[Data provided Boundary: Start]

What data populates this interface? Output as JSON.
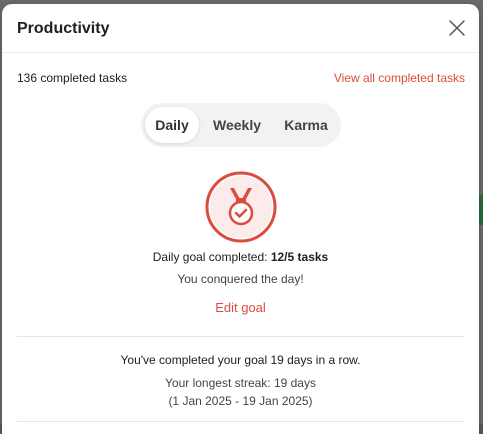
{
  "dialog": {
    "title": "Productivity",
    "completed_count": "136 completed tasks",
    "view_all_label": "View all completed tasks"
  },
  "tabs": [
    {
      "label": "Daily",
      "active": true
    },
    {
      "label": "Weekly",
      "active": false
    },
    {
      "label": "Karma",
      "active": false
    }
  ],
  "goal": {
    "prefix": "Daily goal completed: ",
    "value": "12/5 tasks",
    "message": "You conquered the day!",
    "edit_label": "Edit goal"
  },
  "streak": {
    "current": "You've completed your goal 19 days in a row.",
    "longest": "Your longest streak: 19 days",
    "range": "(1 Jan 2025 - 19 Jan 2025)"
  },
  "colors": {
    "accent": "#dc4c3e"
  },
  "icons": {
    "close": "close-icon",
    "medal": "medal-icon"
  }
}
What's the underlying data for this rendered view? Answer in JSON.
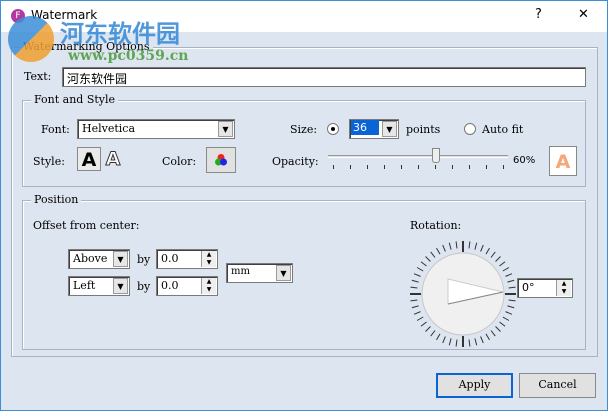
{
  "window": {
    "title": "Watermark",
    "help": "?",
    "close": "✕"
  },
  "watermark_logo": {
    "cn": "河东软件园",
    "url": "www.pc0359.cn"
  },
  "options": {
    "group_label": "Watermarking Options",
    "text_label": "Text:",
    "text_value": "河东软件园"
  },
  "font_style": {
    "group_label": "Font and Style",
    "font_label": "Font:",
    "font_value": "Helvetica",
    "size_label": "Size:",
    "size_value": "36",
    "points_label": "points",
    "auto_fit_label": "Auto fit",
    "style_label": "Style:",
    "style_bold": "A",
    "style_outline": "A",
    "color_label": "Color:",
    "opacity_label": "Opacity:",
    "opacity_value": "60%",
    "opacity_fraction": 0.6,
    "preview": "A",
    "preview_color": "#f5a77a",
    "size_mode": "points"
  },
  "position": {
    "group_label": "Position",
    "offset_label": "Offset from center:",
    "vertical": "Above",
    "horizontal": "Left",
    "by_label": "by",
    "v_offset": "0.0",
    "h_offset": "0.0",
    "unit": "mm",
    "rotation_label": "Rotation:",
    "rotation_value": "0°",
    "rotation_degrees": 0
  },
  "buttons": {
    "apply": "Apply",
    "cancel": "Cancel"
  }
}
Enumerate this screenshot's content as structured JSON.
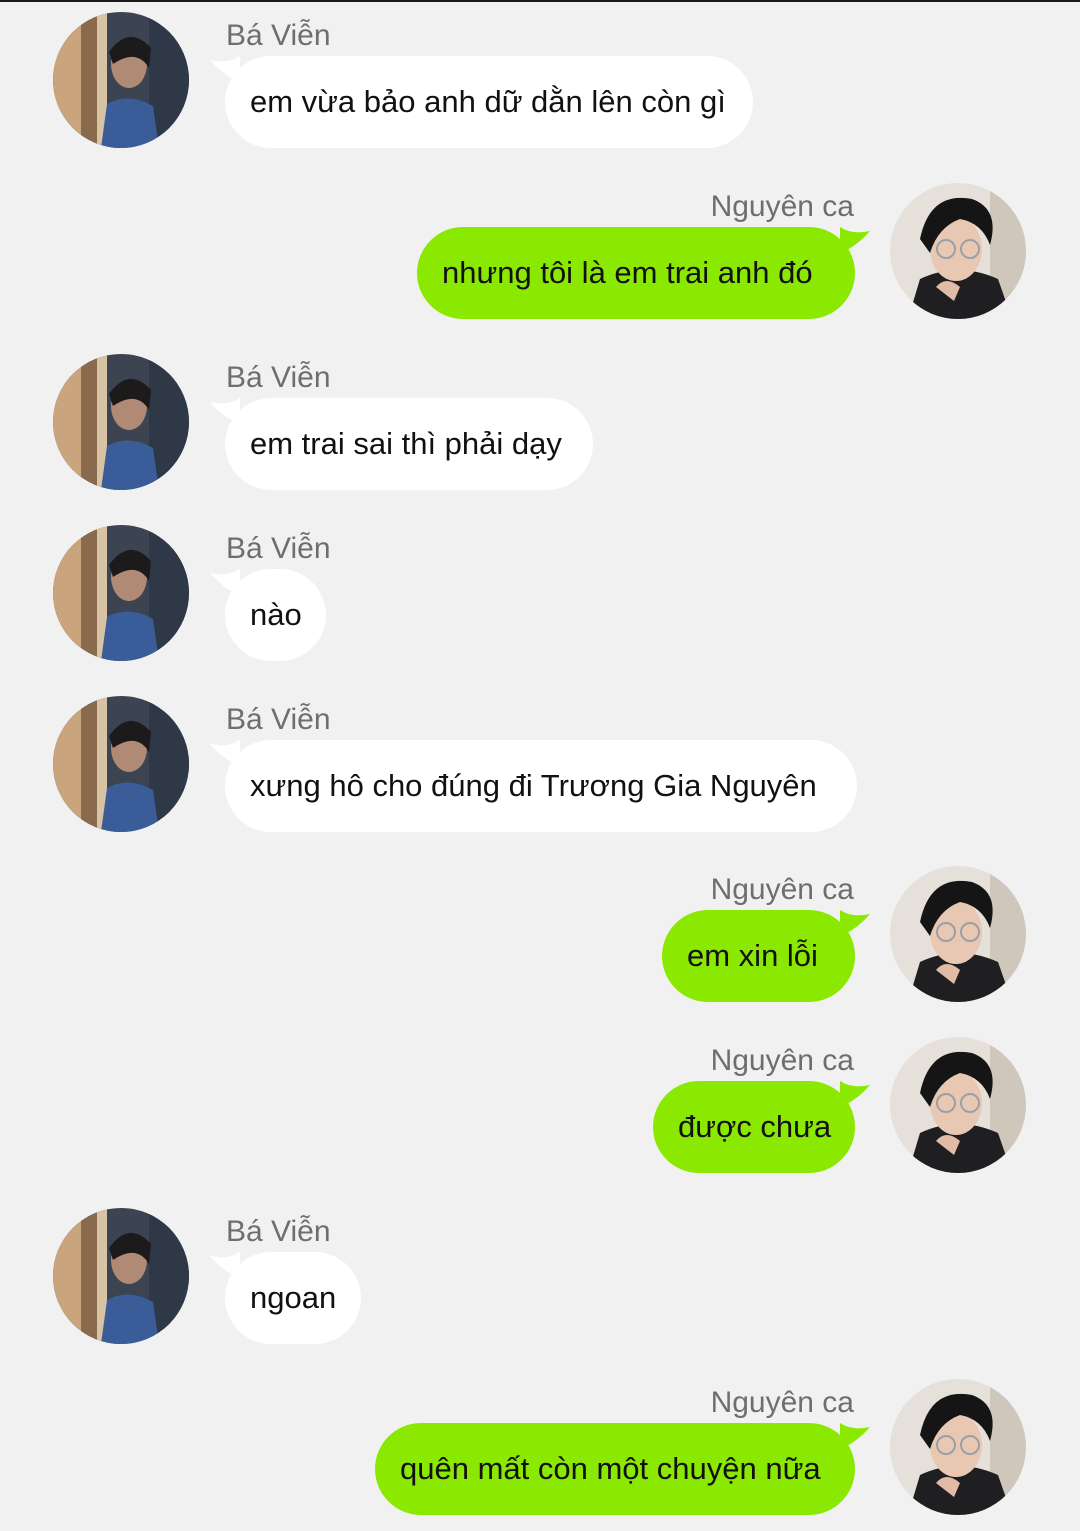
{
  "colors": {
    "background": "#f1f1f1",
    "incoming_bubble": "#ffffff",
    "outgoing_bubble": "#8be800",
    "sender_name": "#6e6e6e",
    "message_text": "#111111"
  },
  "messages": [
    {
      "side": "left",
      "sender": "Bá Viễn",
      "text": "em vừa bảo anh dữ dằn lên còn gì"
    },
    {
      "side": "right",
      "sender": "Nguyên ca",
      "text": "nhưng tôi là em trai anh đó"
    },
    {
      "side": "left",
      "sender": "Bá Viễn",
      "text": "em trai sai thì phải dạy"
    },
    {
      "side": "left",
      "sender": "Bá Viễn",
      "text": "nào"
    },
    {
      "side": "left",
      "sender": "Bá Viễn",
      "text": "xưng hô cho đúng đi Trương Gia Nguyên"
    },
    {
      "side": "right",
      "sender": "Nguyên ca",
      "text": "em xin lỗi"
    },
    {
      "side": "right",
      "sender": "Nguyên ca",
      "text": "được chưa"
    },
    {
      "side": "left",
      "sender": "Bá Viễn",
      "text": "ngoan"
    },
    {
      "side": "right",
      "sender": "Nguyên ca",
      "text": "quên mất còn một chuyện nữa"
    }
  ]
}
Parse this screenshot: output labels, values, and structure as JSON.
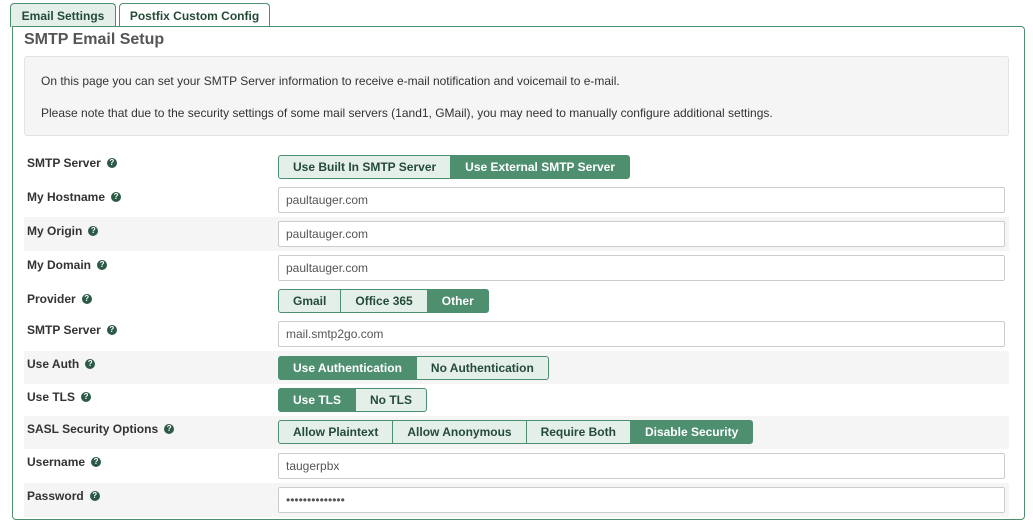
{
  "tabs": [
    {
      "label": "Email Settings",
      "active": true
    },
    {
      "label": "Postfix Custom Config",
      "active": false
    }
  ],
  "page_title": "SMTP Email Setup",
  "info": [
    "On this page you can set your SMTP Server information to receive e-mail notification and voicemail to e-mail.",
    "Please note that due to the security settings of some mail servers (1and1, GMail), you may need to manually configure additional settings."
  ],
  "colors": {
    "accent": "#4d8f6e",
    "accent_light": "#e4efe9",
    "row_alt": "#f5f5f5",
    "help_icon": "#2d5a47"
  },
  "help_icon": "question-circle-icon",
  "form": {
    "smtp_server_mode": {
      "label": "SMTP Server",
      "options": [
        "Use Built In SMTP Server",
        "Use External SMTP Server"
      ],
      "selected": "Use External SMTP Server"
    },
    "hostname": {
      "label": "My Hostname",
      "value": "paultauger.com"
    },
    "origin": {
      "label": "My Origin",
      "value": "paultauger.com"
    },
    "domain": {
      "label": "My Domain",
      "value": "paultauger.com"
    },
    "provider": {
      "label": "Provider",
      "options": [
        "Gmail",
        "Office 365",
        "Other"
      ],
      "selected": "Other"
    },
    "smtp_server_host": {
      "label": "SMTP Server",
      "value": "mail.smtp2go.com"
    },
    "use_auth": {
      "label": "Use Auth",
      "options": [
        "Use Authentication",
        "No Authentication"
      ],
      "selected": "Use Authentication"
    },
    "use_tls": {
      "label": "Use TLS",
      "options": [
        "Use TLS",
        "No TLS"
      ],
      "selected": "Use TLS"
    },
    "sasl": {
      "label": "SASL Security Options",
      "options": [
        "Allow Plaintext",
        "Allow Anonymous",
        "Require Both",
        "Disable Security"
      ],
      "selected": "Disable Security"
    },
    "username": {
      "label": "Username",
      "value": "taugerpbx"
    },
    "password": {
      "label": "Password",
      "value": "••••••••••••••"
    }
  }
}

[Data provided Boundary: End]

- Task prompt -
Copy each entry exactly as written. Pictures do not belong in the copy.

- Written solution -
What data populates this interface? Output as JSON.
{
  "dialog": {
    "title": "Productivity",
    "completed_count": "136 completed tasks",
    "view_all_label": "View all completed tasks"
  },
  "tabs": [
    {
      "label": "Daily",
      "active": true
    },
    {
      "label": "Weekly",
      "active": false
    },
    {
      "label": "Karma",
      "active": false
    }
  ],
  "goal": {
    "prefix": "Daily goal completed: ",
    "value": "12/5 tasks",
    "message": "You conquered the day!",
    "edit_label": "Edit goal"
  },
  "streak": {
    "current": "You've completed your goal 19 days in a row.",
    "longest": "Your longest streak: 19 days",
    "range": "(1 Jan 2025 - 19 Jan 2025)"
  },
  "colors": {
    "accent": "#dc4c3e"
  },
  "icons": {
    "close": "close-icon",
    "medal": "medal-icon"
  }
}
What's the underlying data for this rendered view? Answer in JSON.
{
  "window": {
    "title": "Watermark",
    "help": "?",
    "close": "✕"
  },
  "watermark_logo": {
    "cn": "河东软件园",
    "url": "www.pc0359.cn"
  },
  "options": {
    "group_label": "Watermarking Options",
    "text_label": "Text:",
    "text_value": "河东软件园"
  },
  "font_style": {
    "group_label": "Font and Style",
    "font_label": "Font:",
    "font_value": "Helvetica",
    "size_label": "Size:",
    "size_value": "36",
    "points_label": "points",
    "auto_fit_label": "Auto fit",
    "style_label": "Style:",
    "style_bold": "A",
    "style_outline": "A",
    "color_label": "Color:",
    "opacity_label": "Opacity:",
    "opacity_value": "60%",
    "opacity_fraction": 0.6,
    "preview": "A",
    "preview_color": "#f5a77a",
    "size_mode": "points"
  },
  "position": {
    "group_label": "Position",
    "offset_label": "Offset from center:",
    "vertical": "Above",
    "horizontal": "Left",
    "by_label": "by",
    "v_offset": "0.0",
    "h_offset": "0.0",
    "unit": "mm",
    "rotation_label": "Rotation:",
    "rotation_value": "0°",
    "rotation_degrees": 0
  },
  "buttons": {
    "apply": "Apply",
    "cancel": "Cancel"
  }
}
Enumerate this screenshot's content as structured JSON.
{
  "colors": {
    "background": "#f1f1f1",
    "incoming_bubble": "#ffffff",
    "outgoing_bubble": "#8be800",
    "sender_name": "#6e6e6e",
    "message_text": "#111111"
  },
  "messages": [
    {
      "side": "left",
      "sender": "Bá Viễn",
      "text": "em vừa bảo anh dữ dằn lên còn gì"
    },
    {
      "side": "right",
      "sender": "Nguyên ca",
      "text": "nhưng tôi là em trai anh đó"
    },
    {
      "side": "left",
      "sender": "Bá Viễn",
      "text": "em trai sai thì phải dạy"
    },
    {
      "side": "left",
      "sender": "Bá Viễn",
      "text": "nào"
    },
    {
      "side": "left",
      "sender": "Bá Viễn",
      "text": "xưng hô cho đúng đi Trương Gia Nguyên"
    },
    {
      "side": "right",
      "sender": "Nguyên ca",
      "text": "em xin lỗi"
    },
    {
      "side": "right",
      "sender": "Nguyên ca",
      "text": "được chưa"
    },
    {
      "side": "left",
      "sender": "Bá Viễn",
      "text": "ngoan"
    },
    {
      "side": "right",
      "sender": "Nguyên ca",
      "text": "quên mất còn một chuyện nữa"
    }
  ]
}
Parse this screenshot: output labels, values, and structure as JSON.
{
  "tabs": [
    {
      "label": "Email Settings",
      "active": true
    },
    {
      "label": "Postfix Custom Config",
      "active": false
    }
  ],
  "page_title": "SMTP Email Setup",
  "info": [
    "On this page you can set your SMTP Server information to receive e-mail notification and voicemail to e-mail.",
    "Please note that due to the security settings of some mail servers (1and1, GMail), you may need to manually configure additional settings."
  ],
  "colors": {
    "accent": "#4d8f6e",
    "accent_light": "#e4efe9",
    "row_alt": "#f5f5f5",
    "help_icon": "#2d5a47"
  },
  "help_icon": "question-circle-icon",
  "form": {
    "smtp_server_mode": {
      "label": "SMTP Server",
      "options": [
        "Use Built In SMTP Server",
        "Use External SMTP Server"
      ],
      "selected": "Use External SMTP Server"
    },
    "hostname": {
      "label": "My Hostname",
      "value": "paultauger.com"
    },
    "origin": {
      "label": "My Origin",
      "value": "paultauger.com"
    },
    "domain": {
      "label": "My Domain",
      "value": "paultauger.com"
    },
    "provider": {
      "label": "Provider",
      "options": [
        "Gmail",
        "Office 365",
        "Other"
      ],
      "selected": "Other"
    },
    "smtp_server_host": {
      "label": "SMTP Server",
      "value": "mail.smtp2go.com"
    },
    "use_auth": {
      "label": "Use Auth",
      "options": [
        "Use Authentication",
        "No Authentication"
      ],
      "selected": "Use Authentication"
    },
    "use_tls": {
      "label": "Use TLS",
      "options": [
        "Use TLS",
        "No TLS"
      ],
      "selected": "Use TLS"
    },
    "sasl": {
      "label": "SASL Security Options",
      "options": [
        "Allow Plaintext",
        "Allow Anonymous",
        "Require Both",
        "Disable Security"
      ],
      "selected": "Disable Security"
    },
    "username": {
      "label": "Username",
      "value": "taugerpbx"
    },
    "password": {
      "label": "Password",
      "value": "••••••••••••••"
    }
  }
}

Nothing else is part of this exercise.